Turning off into an unmarked driveway some miles outside of Spokane, Wash., one comes upon a strange building that could be 500 years old except that it’s so magically new. A pseudo-crumbling brick doorway seems yanked out in front of the building, connected to an identically jagged hole in the main structure by a weathered wooden bridge. A waterfall burbles out of a sylvan glade around back. If it weren’t for the inexplicable lack of a rocket ship roosting out front, you’d swear the place had come out of the computer game Myst.
As in fact it has. These are the new offices of Cyan Software, and they’re here thanks to a handful of 1s and 0s on a silver platter. Myst, the CD-ROM ”that will become your world,” has done just that for more than 3 million bewitched buyers since 1993, making it, with an estimated $100 million plus in sales, far and away the most successful computer game of all time. At the end of this month, a sequel called Riven will, after four years of intense work, at last hit stores. To say it is breathlessly awaited is like saying the next Star Wars movie might find an audience.
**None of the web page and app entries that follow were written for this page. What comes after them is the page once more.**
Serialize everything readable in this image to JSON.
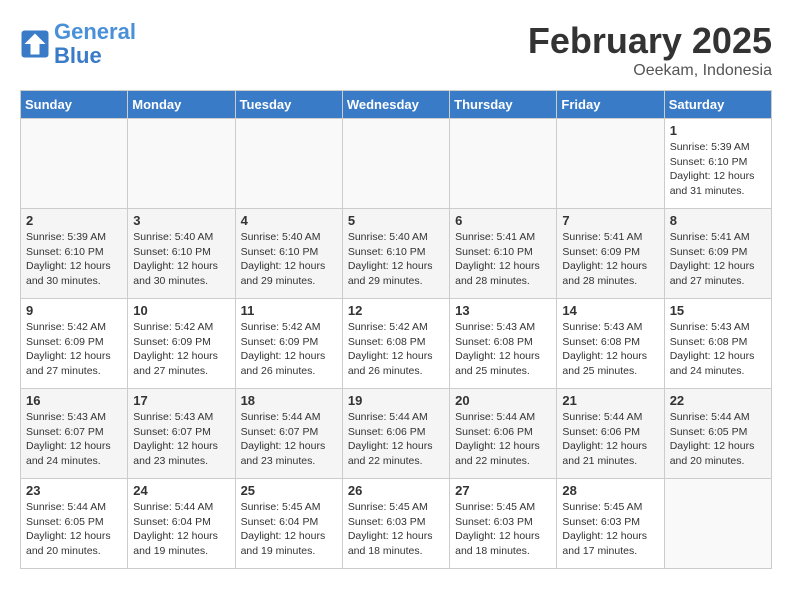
{
  "header": {
    "logo_line1": "General",
    "logo_line2": "Blue",
    "month_title": "February 2025",
    "location": "Oeekam, Indonesia"
  },
  "weekdays": [
    "Sunday",
    "Monday",
    "Tuesday",
    "Wednesday",
    "Thursday",
    "Friday",
    "Saturday"
  ],
  "weeks": [
    [
      {
        "num": "",
        "info": ""
      },
      {
        "num": "",
        "info": ""
      },
      {
        "num": "",
        "info": ""
      },
      {
        "num": "",
        "info": ""
      },
      {
        "num": "",
        "info": ""
      },
      {
        "num": "",
        "info": ""
      },
      {
        "num": "1",
        "info": "Sunrise: 5:39 AM\nSunset: 6:10 PM\nDaylight: 12 hours and 31 minutes."
      }
    ],
    [
      {
        "num": "2",
        "info": "Sunrise: 5:39 AM\nSunset: 6:10 PM\nDaylight: 12 hours and 30 minutes."
      },
      {
        "num": "3",
        "info": "Sunrise: 5:40 AM\nSunset: 6:10 PM\nDaylight: 12 hours and 30 minutes."
      },
      {
        "num": "4",
        "info": "Sunrise: 5:40 AM\nSunset: 6:10 PM\nDaylight: 12 hours and 29 minutes."
      },
      {
        "num": "5",
        "info": "Sunrise: 5:40 AM\nSunset: 6:10 PM\nDaylight: 12 hours and 29 minutes."
      },
      {
        "num": "6",
        "info": "Sunrise: 5:41 AM\nSunset: 6:10 PM\nDaylight: 12 hours and 28 minutes."
      },
      {
        "num": "7",
        "info": "Sunrise: 5:41 AM\nSunset: 6:09 PM\nDaylight: 12 hours and 28 minutes."
      },
      {
        "num": "8",
        "info": "Sunrise: 5:41 AM\nSunset: 6:09 PM\nDaylight: 12 hours and 27 minutes."
      }
    ],
    [
      {
        "num": "9",
        "info": "Sunrise: 5:42 AM\nSunset: 6:09 PM\nDaylight: 12 hours and 27 minutes."
      },
      {
        "num": "10",
        "info": "Sunrise: 5:42 AM\nSunset: 6:09 PM\nDaylight: 12 hours and 27 minutes."
      },
      {
        "num": "11",
        "info": "Sunrise: 5:42 AM\nSunset: 6:09 PM\nDaylight: 12 hours and 26 minutes."
      },
      {
        "num": "12",
        "info": "Sunrise: 5:42 AM\nSunset: 6:08 PM\nDaylight: 12 hours and 26 minutes."
      },
      {
        "num": "13",
        "info": "Sunrise: 5:43 AM\nSunset: 6:08 PM\nDaylight: 12 hours and 25 minutes."
      },
      {
        "num": "14",
        "info": "Sunrise: 5:43 AM\nSunset: 6:08 PM\nDaylight: 12 hours and 25 minutes."
      },
      {
        "num": "15",
        "info": "Sunrise: 5:43 AM\nSunset: 6:08 PM\nDaylight: 12 hours and 24 minutes."
      }
    ],
    [
      {
        "num": "16",
        "info": "Sunrise: 5:43 AM\nSunset: 6:07 PM\nDaylight: 12 hours and 24 minutes."
      },
      {
        "num": "17",
        "info": "Sunrise: 5:43 AM\nSunset: 6:07 PM\nDaylight: 12 hours and 23 minutes."
      },
      {
        "num": "18",
        "info": "Sunrise: 5:44 AM\nSunset: 6:07 PM\nDaylight: 12 hours and 23 minutes."
      },
      {
        "num": "19",
        "info": "Sunrise: 5:44 AM\nSunset: 6:06 PM\nDaylight: 12 hours and 22 minutes."
      },
      {
        "num": "20",
        "info": "Sunrise: 5:44 AM\nSunset: 6:06 PM\nDaylight: 12 hours and 22 minutes."
      },
      {
        "num": "21",
        "info": "Sunrise: 5:44 AM\nSunset: 6:06 PM\nDaylight: 12 hours and 21 minutes."
      },
      {
        "num": "22",
        "info": "Sunrise: 5:44 AM\nSunset: 6:05 PM\nDaylight: 12 hours and 20 minutes."
      }
    ],
    [
      {
        "num": "23",
        "info": "Sunrise: 5:44 AM\nSunset: 6:05 PM\nDaylight: 12 hours and 20 minutes."
      },
      {
        "num": "24",
        "info": "Sunrise: 5:44 AM\nSunset: 6:04 PM\nDaylight: 12 hours and 19 minutes."
      },
      {
        "num": "25",
        "info": "Sunrise: 5:45 AM\nSunset: 6:04 PM\nDaylight: 12 hours and 19 minutes."
      },
      {
        "num": "26",
        "info": "Sunrise: 5:45 AM\nSunset: 6:03 PM\nDaylight: 12 hours and 18 minutes."
      },
      {
        "num": "27",
        "info": "Sunrise: 5:45 AM\nSunset: 6:03 PM\nDaylight: 12 hours and 18 minutes."
      },
      {
        "num": "28",
        "info": "Sunrise: 5:45 AM\nSunset: 6:03 PM\nDaylight: 12 hours and 17 minutes."
      },
      {
        "num": "",
        "info": ""
      }
    ]
  ]
}
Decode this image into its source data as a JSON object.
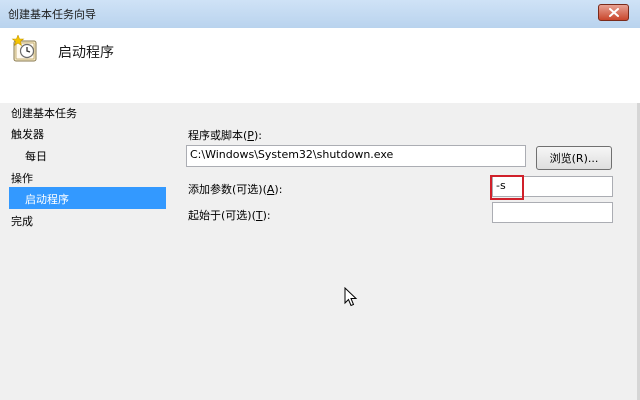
{
  "window": {
    "title": "创建基本任务向导"
  },
  "header": {
    "title": "启动程序"
  },
  "sidebar": {
    "items": [
      {
        "label": "创建基本任务"
      },
      {
        "label": "触发器"
      },
      {
        "label": "每日"
      },
      {
        "label": "操作"
      },
      {
        "label": "启动程序",
        "selected": true
      },
      {
        "label": "完成"
      }
    ]
  },
  "form": {
    "program": {
      "label_main": "程序或脚本(",
      "accel": "P",
      "label_end": "):",
      "value": "C:\\Windows\\System32\\shutdown.exe"
    },
    "browse_label": "浏览(R)...",
    "args": {
      "label_main": "添加参数(可选)(",
      "accel": "A",
      "label_end": "):",
      "value": "-s"
    },
    "startin": {
      "label_main": "起始于(可选)(",
      "accel": "T",
      "label_end": "):",
      "value": ""
    }
  },
  "colors": {
    "selection": "#3399ff",
    "highlight_box": "#d0202a"
  },
  "icons": {
    "header": "task-scheduler-clock-icon",
    "close": "close-icon",
    "cursor": "mouse-pointer-icon"
  }
}
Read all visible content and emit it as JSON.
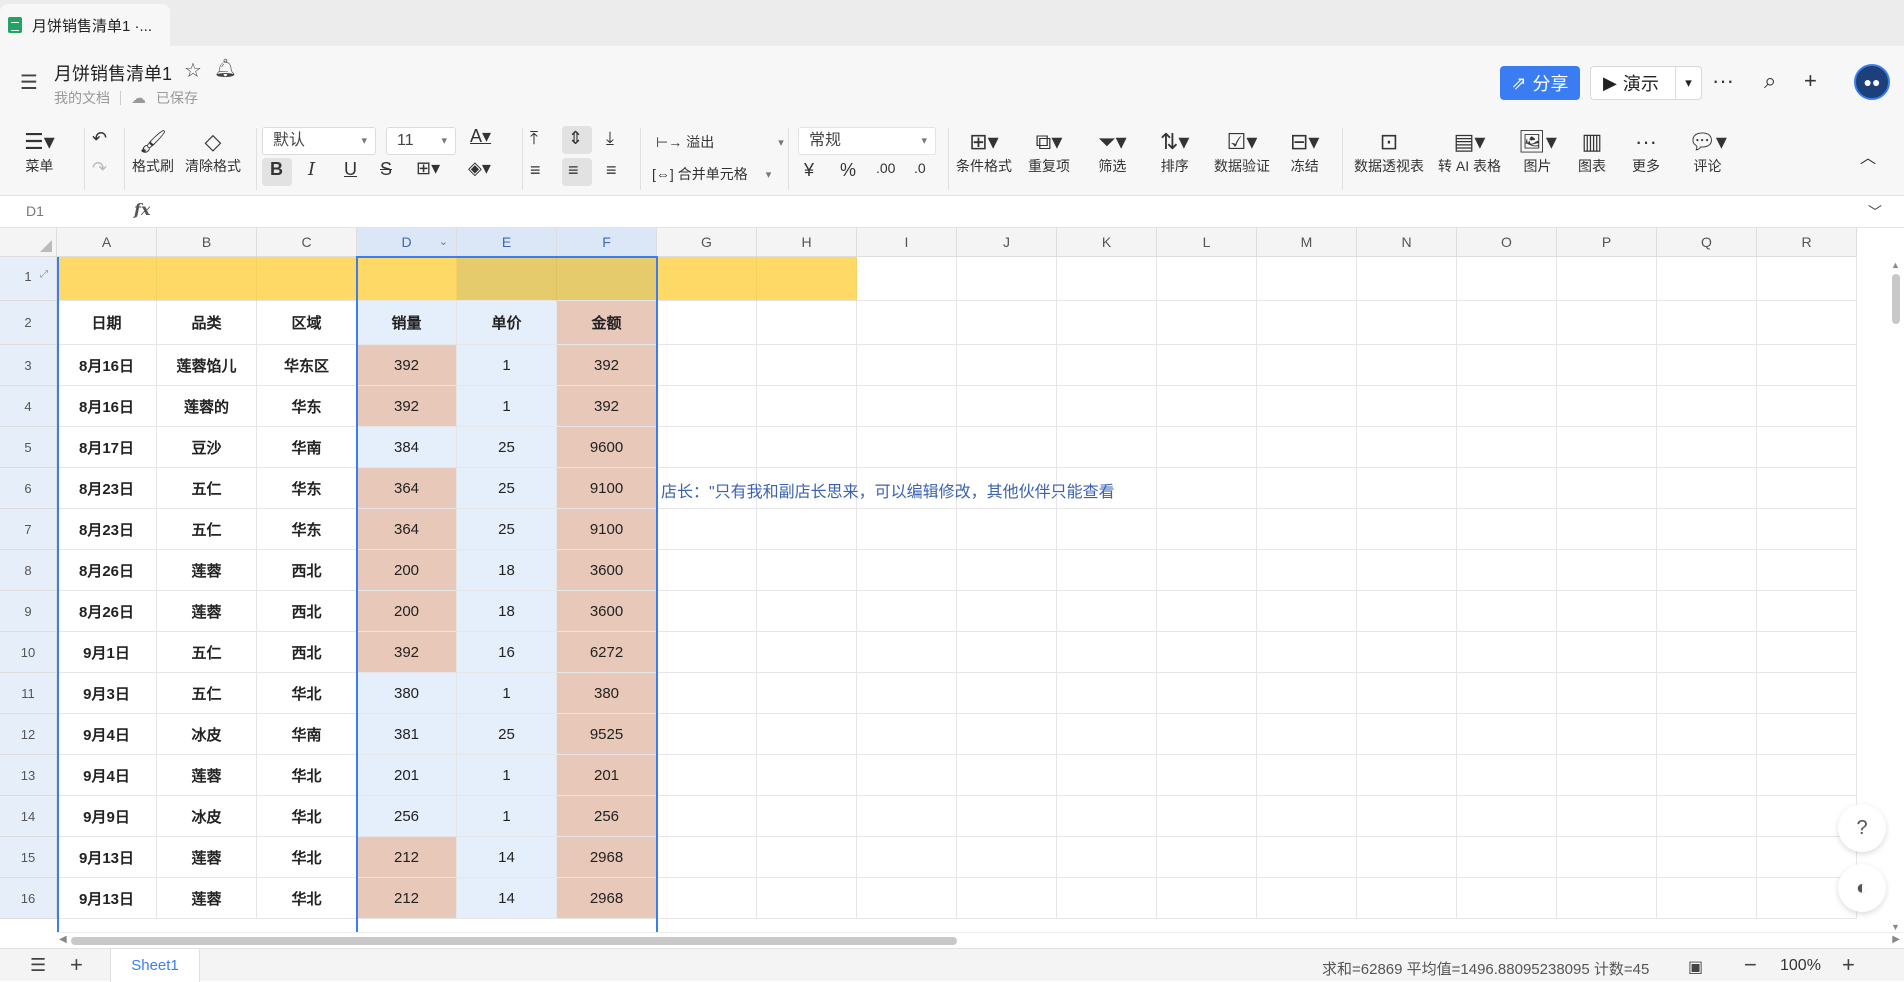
{
  "browser": {
    "tab_title": "月饼销售清单1 ·..."
  },
  "header": {
    "doc_title": "月饼销售清单1",
    "location": "我的文档",
    "save_status": "已保存",
    "share_label": "分享",
    "present_label": "演示",
    "more_label": "···"
  },
  "toolbar": {
    "menu_label": "菜单",
    "format_painter": "格式刷",
    "clear_format": "清除格式",
    "font_name": "默认",
    "font_size": "11",
    "overflow_label": "溢出",
    "merge_label": "合并单元格",
    "number_format": "常规",
    "conditional_format": "条件格式",
    "duplicates": "重复项",
    "filter": "筛选",
    "sort": "排序",
    "data_validation": "数据验证",
    "freeze": "冻结",
    "pivot": "数据透视表",
    "ai_table": "转 AI 表格",
    "picture": "图片",
    "chart": "图表",
    "more": "更多",
    "comment": "评论"
  },
  "formula_bar": {
    "cell_ref": "D1",
    "fx": "fx"
  },
  "grid": {
    "columns": [
      "A",
      "B",
      "C",
      "D",
      "E",
      "F",
      "G",
      "H",
      "I",
      "J",
      "K",
      "L",
      "M",
      "N",
      "O",
      "P",
      "Q",
      "R"
    ],
    "row_numbers": [
      "1",
      "2",
      "3",
      "4",
      "5",
      "6",
      "7",
      "8",
      "9",
      "10",
      "11",
      "12",
      "13",
      "14",
      "15",
      "16"
    ],
    "headers": [
      "日期",
      "品类",
      "区域",
      "销量",
      "单价",
      "金额"
    ],
    "rows": [
      [
        "8月16日",
        "莲蓉馅儿",
        "华东区",
        "392",
        "1",
        "392"
      ],
      [
        "8月16日",
        "莲蓉的",
        "华东",
        "392",
        "1",
        "392"
      ],
      [
        "8月17日",
        "豆沙",
        "华南",
        "384",
        "25",
        "9600"
      ],
      [
        "8月23日",
        "五仁",
        "华东",
        "364",
        "25",
        "9100"
      ],
      [
        "8月23日",
        "五仁",
        "华东",
        "364",
        "25",
        "9100"
      ],
      [
        "8月26日",
        "莲蓉",
        "西北",
        "200",
        "18",
        "3600"
      ],
      [
        "8月26日",
        "莲蓉",
        "西北",
        "200",
        "18",
        "3600"
      ],
      [
        "9月1日",
        "五仁",
        "西北",
        "392",
        "16",
        "6272"
      ],
      [
        "9月3日",
        "五仁",
        "华北",
        "380",
        "1",
        "380"
      ],
      [
        "9月4日",
        "冰皮",
        "华南",
        "381",
        "25",
        "9525"
      ],
      [
        "9月4日",
        "莲蓉",
        "华北",
        "201",
        "1",
        "201"
      ],
      [
        "9月9日",
        "冰皮",
        "华北",
        "256",
        "1",
        "256"
      ],
      [
        "9月13日",
        "莲蓉",
        "华北",
        "212",
        "14",
        "2968"
      ],
      [
        "9月13日",
        "莲蓉",
        "华北",
        "212",
        "14",
        "2968"
      ]
    ],
    "highlight_d": [
      true,
      true,
      false,
      true,
      true,
      true,
      true,
      true,
      false,
      false,
      false,
      false,
      true,
      true
    ],
    "note": "店长：\"只有我和副店长思来，可以编辑修改，其他伙伴只能查看"
  },
  "colors": {
    "accent": "#3a7df2",
    "header_fill": "#ffd966",
    "header_fill_selected": "#e5cb6b",
    "highlight_fill": "#e8c8b8",
    "selected_fill": "#e5eefb"
  },
  "footer": {
    "sheet_name": "Sheet1",
    "stats": "求和=62869  平均值=1496.88095238095  计数=45",
    "zoom": "100%"
  }
}
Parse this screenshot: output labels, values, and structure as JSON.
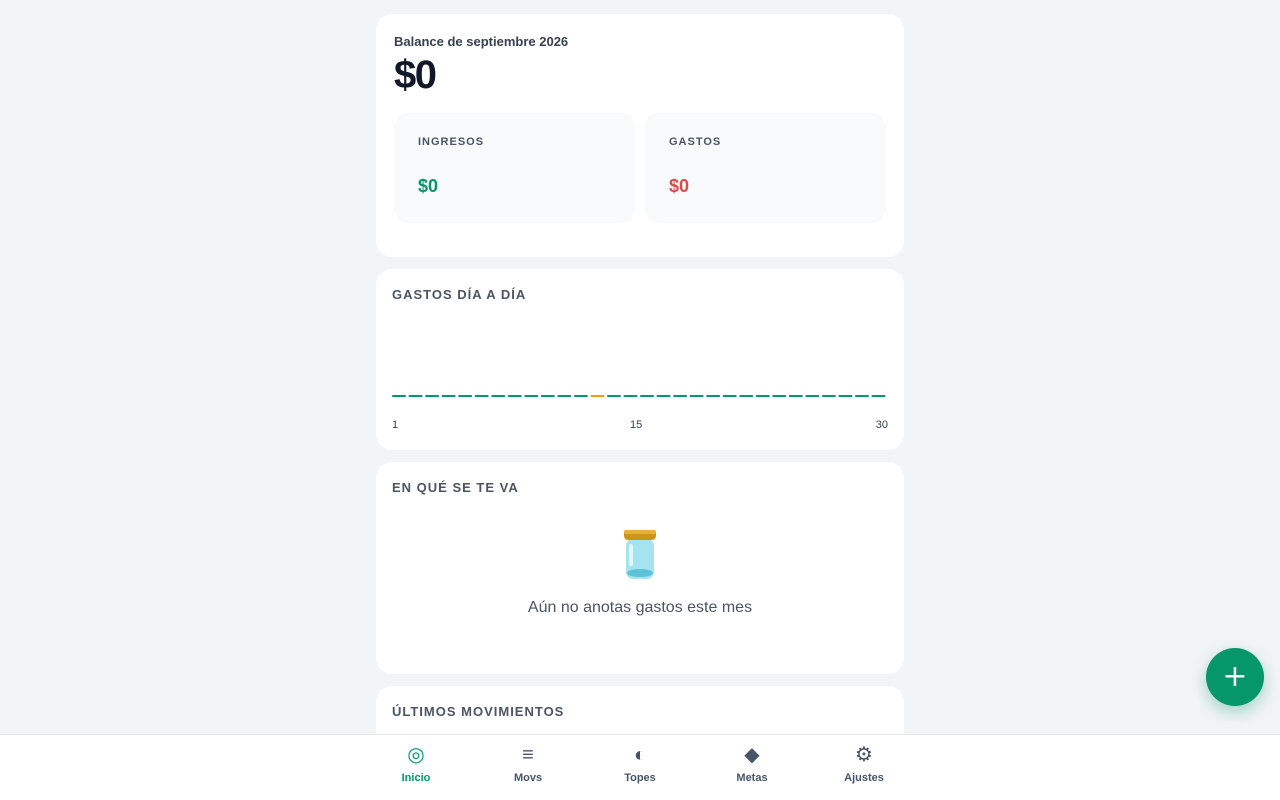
{
  "balance": {
    "title": "Balance de septiembre 2026",
    "amount": "$0",
    "income_label": "INGRESOS",
    "income_value": "$0",
    "expense_label": "GASTOS",
    "expense_value": "$0"
  },
  "daily": {
    "title": "GASTOS DÍA A DÍA",
    "chart_data": {
      "type": "bar",
      "days": 30,
      "values": [
        0,
        0,
        0,
        0,
        0,
        0,
        0,
        0,
        0,
        0,
        0,
        0,
        0,
        0,
        0,
        0,
        0,
        0,
        0,
        0,
        0,
        0,
        0,
        0,
        0,
        0,
        0,
        0,
        0,
        0
      ],
      "highlight_day": 13,
      "tick_labels": [
        "1",
        "15",
        "30"
      ],
      "bar_color": "#059669",
      "highlight_color": "#f59e0b"
    }
  },
  "categories": {
    "title": "EN QUÉ SE TE VA",
    "empty_icon": "jar-icon",
    "empty_text": "Aún no anotas gastos este mes"
  },
  "moves": {
    "title": "ÚLTIMOS MOVIMIENTOS"
  },
  "nav": {
    "items": [
      {
        "label": "Inicio",
        "icon": "◎"
      },
      {
        "label": "Movs",
        "icon": "≡"
      },
      {
        "label": "Topes",
        "icon": "◐"
      },
      {
        "label": "Metas",
        "icon": "◆"
      },
      {
        "label": "Ajustes",
        "icon": "⚙"
      }
    ]
  },
  "fab": {
    "icon": "+"
  },
  "colors": {
    "accent": "#059669",
    "expense": "#dc4a4a",
    "background": "#f3f4f6"
  }
}
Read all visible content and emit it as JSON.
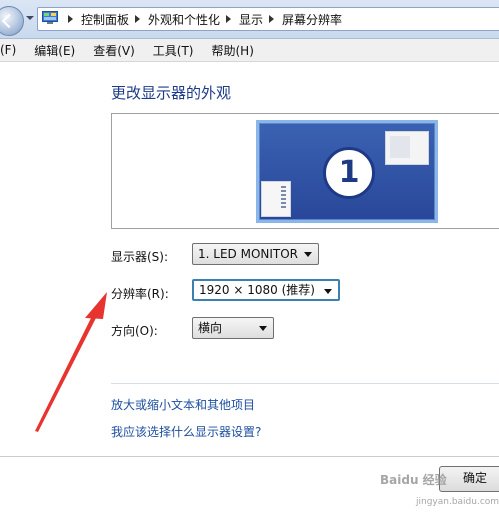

Inside the neo-eldritch building are the three multimedia mages responsible for Riven: Rand Miller, 38, and his kid brother, Robyn, 31 — respectively the computer wizard and graphic artist who cooked up Myst on a couple of Macs in a friend’s garage starting in 1991 and came away with millions in personal profits — and Richard Vander Wende, 35, the production-designer refugee from Disney the Millers called in to help take the sequel to the next level. They and their 20 employees are clearly fried from the time and money spent creating a vast world, on five CD-ROMs, that merges the visual luminosity of a Maxfield Parrish with a slowly uncovered narrative out of Tolkien (Rand won’t divulge Riven’s final cost but allows, ”We pretty much put all [the Myst profits] in there”). Riven is a puzzle, a movie, an epic, a soothingly sensuous virtual reality — and a likely commercial monster.
What Riven is not is a bloodbath, or a shooter, or a twitch game. Although there are more seamlessly interposed live-action footage and computer-graphic dazzle than were in Myst — even the water shimmers this time around — no one gets nailed by a plasma gun. And that’s how the Millers want it, why they’re comfortable staking their claim in their eastern Washington hometown, far from Silicon Valley, or, God forbid, Hollywood (they’ve held off on all offers to make a Myst movie). Even L.A. native Vander Wende picked up on the vibe: ”You’re completely free from the influence of Hollywood, and you can focus on what your gut feelings are about,” he says. ”That’s something I don’t ever want to lose, even if I go back.”
What Riven is also not is a religious tract, even though the Millers, sons of an itinerant evangelical minister, are deeply committed Christians (curiously, it’s self-proclaimed agnostic Vander Wende who looks like a monk; the brothers themselves could pass for affably hip screenwriters). ”How does my faith affect my work?” asks Rand. ”Not as much as it should. Except that from my point of view, my faith is much more important than anything that I do.”